*Task to carry out:* Your copy should match the records exactly, except that it contains no pictures.

+++

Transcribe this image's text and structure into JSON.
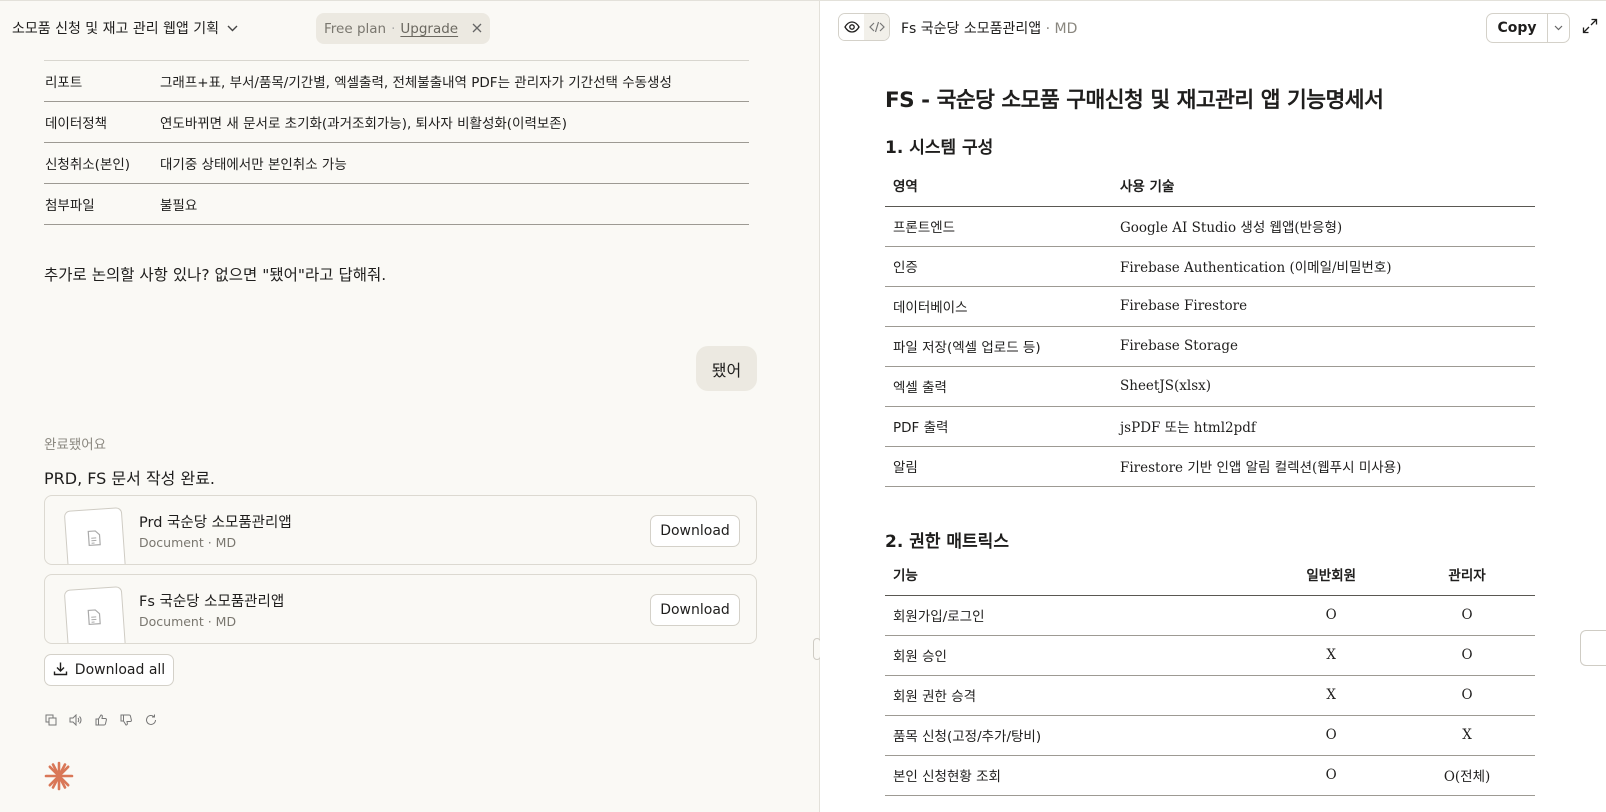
{
  "header": {
    "project_title": "소모품 신청 및 재고 관리 웹앱 기획",
    "plan_label": "Free plan",
    "plan_separator": "·",
    "upgrade_label": "Upgrade"
  },
  "chat": {
    "kv_rows": [
      {
        "key": "리포트",
        "value": "그래프+표, 부서/품목/기간별, 엑셀출력, 전체불출내역 PDF는 관리자가 기간선택 수동생성"
      },
      {
        "key": "데이터정책",
        "value": "연도바뀌면 새 문서로 초기화(과거조회가능), 퇴사자 비활성화(이력보존)"
      },
      {
        "key": "신청취소(본인)",
        "value": "대기중 상태에서만 본인취소 가능"
      },
      {
        "key": "첨부파일",
        "value": "불필요"
      }
    ],
    "question": "추가로 논의할 사항 있나? 없으면 \"됐어\"라고 답해줘.",
    "user_reply": "됐어",
    "status_label": "완료됐어요",
    "done_text": "PRD, FS 문서 작성 완료.",
    "files": [
      {
        "name": "Prd 국순당 소모품관리앱",
        "meta": "Document · MD",
        "button": "Download"
      },
      {
        "name": "Fs 국순당 소모품관리앱",
        "meta": "Document · MD",
        "button": "Download"
      }
    ],
    "download_all_label": "Download all"
  },
  "artifact": {
    "title": "Fs 국순당 소모품관리앱",
    "ext": "· MD",
    "copy_label": "Copy",
    "doc_h1": "FS - 국순당 소모품 구매신청 및 재고관리 앱 기능명세서",
    "section1_title": "1. 시스템 구성",
    "system_table": {
      "headers": [
        "영역",
        "사용 기술"
      ],
      "rows": [
        [
          "프론트엔드",
          "Google AI Studio 생성 웹앱(반응형)"
        ],
        [
          "인증",
          "Firebase Authentication (이메일/비밀번호)"
        ],
        [
          "데이터베이스",
          "Firebase Firestore"
        ],
        [
          "파일 저장(엑셀 업로드 등)",
          "Firebase Storage"
        ],
        [
          "엑셀 출력",
          "SheetJS(xlsx)"
        ],
        [
          "PDF 출력",
          "jsPDF 또는 html2pdf"
        ],
        [
          "알림",
          "Firestore 기반 인앱 알림 컬렉션(웹푸시 미사용)"
        ]
      ]
    },
    "section2_title": "2. 권한 매트릭스",
    "perm_table": {
      "headers": [
        "기능",
        "일반회원",
        "관리자"
      ],
      "rows": [
        [
          "회원가입/로그인",
          "O",
          "O"
        ],
        [
          "회원 승인",
          "X",
          "O"
        ],
        [
          "회원 권한 승격",
          "X",
          "O"
        ],
        [
          "품목 신청(고정/추가/탕비)",
          "O",
          "X"
        ],
        [
          "본인 신청현황 조회",
          "O",
          "O(전체)"
        ]
      ]
    }
  },
  "colors": {
    "accent": "#d97757",
    "background": "#faf9f5",
    "panel": "#ffffff"
  }
}
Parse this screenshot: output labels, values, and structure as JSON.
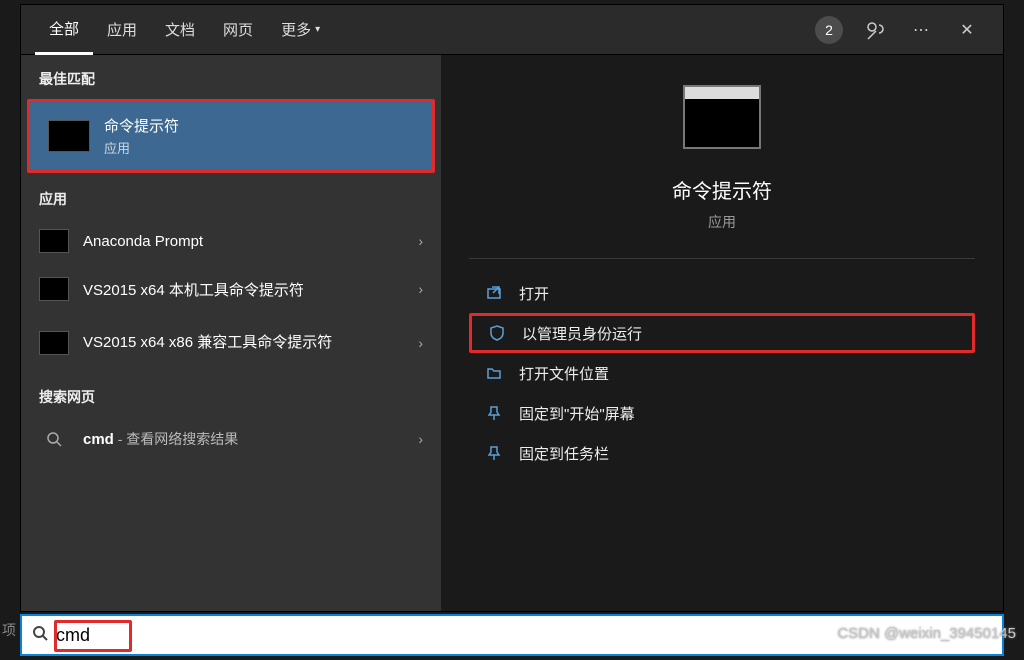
{
  "tabs": {
    "all": "全部",
    "apps": "应用",
    "docs": "文档",
    "web": "网页",
    "more": "更多"
  },
  "header": {
    "badge": "2"
  },
  "sections": {
    "best": "最佳匹配",
    "apps": "应用",
    "web": "搜索网页"
  },
  "best_match": {
    "title": "命令提示符",
    "sub": "应用"
  },
  "app_results": [
    {
      "title": "Anaconda Prompt"
    },
    {
      "title": "VS2015 x64 本机工具命令提示符"
    },
    {
      "title": "VS2015 x64 x86 兼容工具命令提示符"
    }
  ],
  "web_result": {
    "prefix": "cmd",
    "suffix": " - 查看网络搜索结果"
  },
  "preview": {
    "title": "命令提示符",
    "sub": "应用"
  },
  "actions": {
    "open": "打开",
    "admin": "以管理员身份运行",
    "location": "打开文件位置",
    "pin_start": "固定到\"开始\"屏幕",
    "pin_taskbar": "固定到任务栏"
  },
  "search": {
    "value": "cmd"
  },
  "watermark": "CSDN @weixin_39450145"
}
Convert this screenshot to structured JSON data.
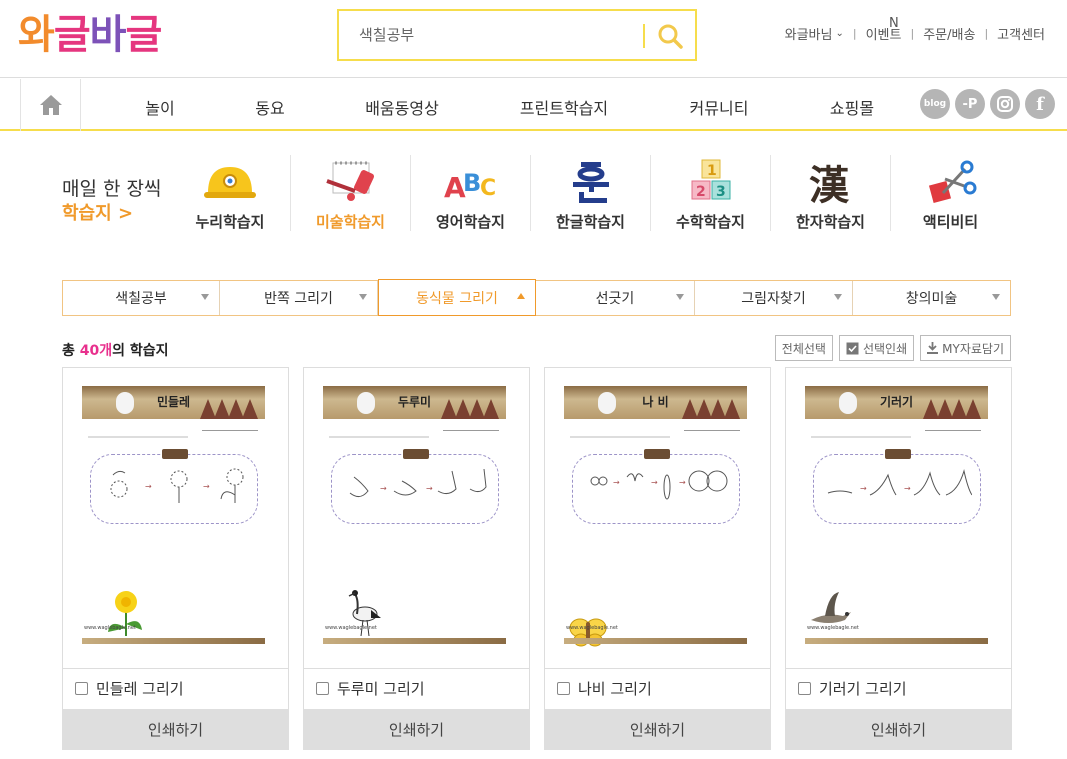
{
  "logo": {
    "chars": [
      "와",
      "글",
      "바",
      "글"
    ],
    "colors": [
      "#f28b2c",
      "#e5367f",
      "#7d52b8",
      "#e5367f"
    ]
  },
  "search": {
    "value": "색칠공부"
  },
  "top_links": [
    "와글바님",
    "이벤트",
    "주문/배송",
    "고객센터"
  ],
  "event_badge": "N",
  "nav": {
    "items": [
      "놀이",
      "동요",
      "배움동영상",
      "프린트학습지",
      "커뮤니티",
      "쇼핑몰"
    ],
    "sns": [
      "blog",
      "P",
      "instagram",
      "facebook"
    ]
  },
  "daily": {
    "line1": "매일 한 장씩",
    "line2": "학습지 >"
  },
  "categories": [
    {
      "label": "누리학습지",
      "icon": "helmet-icon"
    },
    {
      "label": "미술학습지",
      "icon": "paint-icon",
      "active": true
    },
    {
      "label": "영어학습지",
      "icon": "abc-icon"
    },
    {
      "label": "한글학습지",
      "icon": "hangul-icon"
    },
    {
      "label": "수학학습지",
      "icon": "numbers-icon"
    },
    {
      "label": "한자학습지",
      "icon": "hanja-icon"
    },
    {
      "label": "액티비티",
      "icon": "scissors-icon"
    }
  ],
  "tabs": [
    {
      "label": "색칠공부"
    },
    {
      "label": "반쪽 그리기"
    },
    {
      "label": "동식물 그리기",
      "active": true
    },
    {
      "label": "선긋기"
    },
    {
      "label": "그림자찾기"
    },
    {
      "label": "창의미술"
    }
  ],
  "list": {
    "total_prefix": "총 ",
    "count": "40개",
    "total_suffix": "의 학습지"
  },
  "actions": [
    "전체선택",
    "선택인쇄",
    "MY자료담기"
  ],
  "cards": [
    {
      "thumb_title": "민들레",
      "label": "민들레 그리기",
      "print": "인쇄하기"
    },
    {
      "thumb_title": "두루미",
      "label": "두루미 그리기",
      "print": "인쇄하기"
    },
    {
      "thumb_title": "나 비",
      "label": "나비 그리기",
      "print": "인쇄하기"
    },
    {
      "thumb_title": "기러기",
      "label": "기러기 그리기",
      "print": "인쇄하기"
    }
  ],
  "thumb_url": "www.waglebagle.net",
  "colors": {
    "accent": "#f09a2b",
    "yellow": "#f6dd4c",
    "pink": "#e8308d"
  }
}
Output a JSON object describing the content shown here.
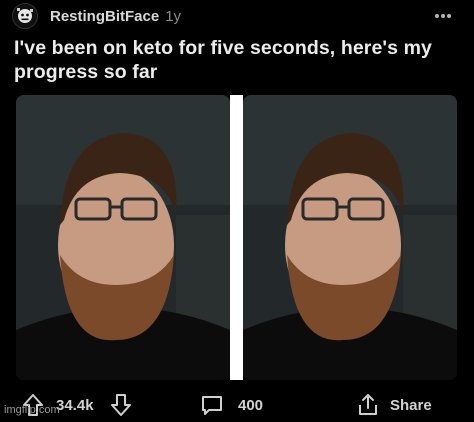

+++

*Solution to this problem:*
Transcribe this image's text and structure into JSON.
{
  "header": {
    "project_title": "소모품 신청 및 재고 관리 웹앱 기획",
    "plan_label": "Free plan",
    "plan_separator": "·",
    "upgrade_label": "Upgrade"
  },
  "chat": {
    "kv_rows": [
      {
        "key": "리포트",
        "value": "그래프+표, 부서/품목/기간별, 엑셀출력, 전체불출내역 PDF는 관리자가 기간선택 수동생성"
      },
      {
        "key": "데이터정책",
        "value": "연도바뀌면 새 문서로 초기화(과거조회가능), 퇴사자 비활성화(이력보존)"
      },
      {
        "key": "신청취소(본인)",
        "value": "대기중 상태에서만 본인취소 가능"
      },
      {
        "key": "첨부파일",
        "value": "불필요"
      }
    ],
    "question": "추가로 논의할 사항 있나? 없으면 \"됐어\"라고 답해줘.",
    "user_reply": "됐어",
    "status_label": "완료됐어요",
    "done_text": "PRD, FS 문서 작성 완료.",
    "files": [
      {
        "name": "Prd 국순당 소모품관리앱",
        "meta": "Document · MD",
        "button": "Download"
      },
      {
        "name": "Fs 국순당 소모품관리앱",
        "meta": "Document · MD",
        "button": "Download"
      }
    ],
    "download_all_label": "Download all"
  },
  "artifact": {
    "title": "Fs 국순당 소모품관리앱",
    "ext": "· MD",
    "copy_label": "Copy",
    "doc_h1": "FS - 국순당 소모품 구매신청 및 재고관리 앱 기능명세서",
    "section1_title": "1. 시스템 구성",
    "system_table": {
      "headers": [
        "영역",
        "사용 기술"
      ],
      "rows": [
        [
          "프론트엔드",
          "Google AI Studio 생성 웹앱(반응형)"
        ],
        [
          "인증",
          "Firebase Authentication (이메일/비밀번호)"
        ],
        [
          "데이터베이스",
          "Firebase Firestore"
        ],
        [
          "파일 저장(엑셀 업로드 등)",
          "Firebase Storage"
        ],
        [
          "엑셀 출력",
          "SheetJS(xlsx)"
        ],
        [
          "PDF 출력",
          "jsPDF 또는 html2pdf"
        ],
        [
          "알림",
          "Firestore 기반 인앱 알림 컬렉션(웹푸시 미사용)"
        ]
      ]
    },
    "section2_title": "2. 권한 매트릭스",
    "perm_table": {
      "headers": [
        "기능",
        "일반회원",
        "관리자"
      ],
      "rows": [
        [
          "회원가입/로그인",
          "O",
          "O"
        ],
        [
          "회원 승인",
          "X",
          "O"
        ],
        [
          "회원 권한 승격",
          "X",
          "O"
        ],
        [
          "품목 신청(고정/추가/탕비)",
          "O",
          "X"
        ],
        [
          "본인 신청현황 조회",
          "O",
          "O(전체)"
        ]
      ]
    }
  },
  "colors": {
    "accent": "#d97757",
    "background": "#faf9f5",
    "panel": "#ffffff"
  }
}
Parse this screenshot: output labels, values, and structure as JSON.
{
  "tabs": {
    "all": "全部",
    "apps": "应用",
    "docs": "文档",
    "web": "网页",
    "more": "更多"
  },
  "header": {
    "badge": "2"
  },
  "sections": {
    "best": "最佳匹配",
    "apps": "应用",
    "web": "搜索网页"
  },
  "best_match": {
    "title": "命令提示符",
    "sub": "应用"
  },
  "app_results": [
    {
      "title": "Anaconda Prompt"
    },
    {
      "title": "VS2015 x64 本机工具命令提示符"
    },
    {
      "title": "VS2015 x64 x86 兼容工具命令提示符"
    }
  ],
  "web_result": {
    "prefix": "cmd",
    "suffix": " - 查看网络搜索结果"
  },
  "preview": {
    "title": "命令提示符",
    "sub": "应用"
  },
  "actions": {
    "open": "打开",
    "admin": "以管理员身份运行",
    "location": "打开文件位置",
    "pin_start": "固定到\"开始\"屏幕",
    "pin_taskbar": "固定到任务栏"
  },
  "search": {
    "value": "cmd"
  },
  "watermark": "CSDN @weixin_39450145"
}
Convert this screenshot to structured JSON data.
{
  "logo": {
    "chars": [
      "와",
      "글",
      "바",
      "글"
    ],
    "colors": [
      "#f28b2c",
      "#e5367f",
      "#7d52b8",
      "#e5367f"
    ]
  },
  "search": {
    "value": "색칠공부"
  },
  "top_links": [
    "와글바님",
    "이벤트",
    "주문/배송",
    "고객센터"
  ],
  "event_badge": "N",
  "nav": {
    "items": [
      "놀이",
      "동요",
      "배움동영상",
      "프린트학습지",
      "커뮤니티",
      "쇼핑몰"
    ],
    "sns": [
      "blog",
      "P",
      "instagram",
      "facebook"
    ]
  },
  "daily": {
    "line1": "매일 한 장씩",
    "line2": "학습지 >"
  },
  "categories": [
    {
      "label": "누리학습지",
      "icon": "helmet-icon"
    },
    {
      "label": "미술학습지",
      "icon": "paint-icon",
      "active": true
    },
    {
      "label": "영어학습지",
      "icon": "abc-icon"
    },
    {
      "label": "한글학습지",
      "icon": "hangul-icon"
    },
    {
      "label": "수학학습지",
      "icon": "numbers-icon"
    },
    {
      "label": "한자학습지",
      "icon": "hanja-icon"
    },
    {
      "label": "액티비티",
      "icon": "scissors-icon"
    }
  ],
  "tabs": [
    {
      "label": "색칠공부"
    },
    {
      "label": "반쪽 그리기"
    },
    {
      "label": "동식물 그리기",
      "active": true
    },
    {
      "label": "선긋기"
    },
    {
      "label": "그림자찾기"
    },
    {
      "label": "창의미술"
    }
  ],
  "list": {
    "total_prefix": "총 ",
    "count": "40개",
    "total_suffix": "의 학습지"
  },
  "actions": [
    "전체선택",
    "선택인쇄",
    "MY자료담기"
  ],
  "cards": [
    {
      "thumb_title": "민들레",
      "label": "민들레 그리기",
      "print": "인쇄하기"
    },
    {
      "thumb_title": "두루미",
      "label": "두루미 그리기",
      "print": "인쇄하기"
    },
    {
      "thumb_title": "나 비",
      "label": "나비 그리기",
      "print": "인쇄하기"
    },
    {
      "thumb_title": "기러기",
      "label": "기러기 그리기",
      "print": "인쇄하기"
    }
  ],
  "thumb_url": "www.waglebagle.net",
  "colors": {
    "accent": "#f09a2b",
    "yellow": "#f6dd4c",
    "pink": "#e8308d"
  }
}
Output a JSON object describing the content shown here.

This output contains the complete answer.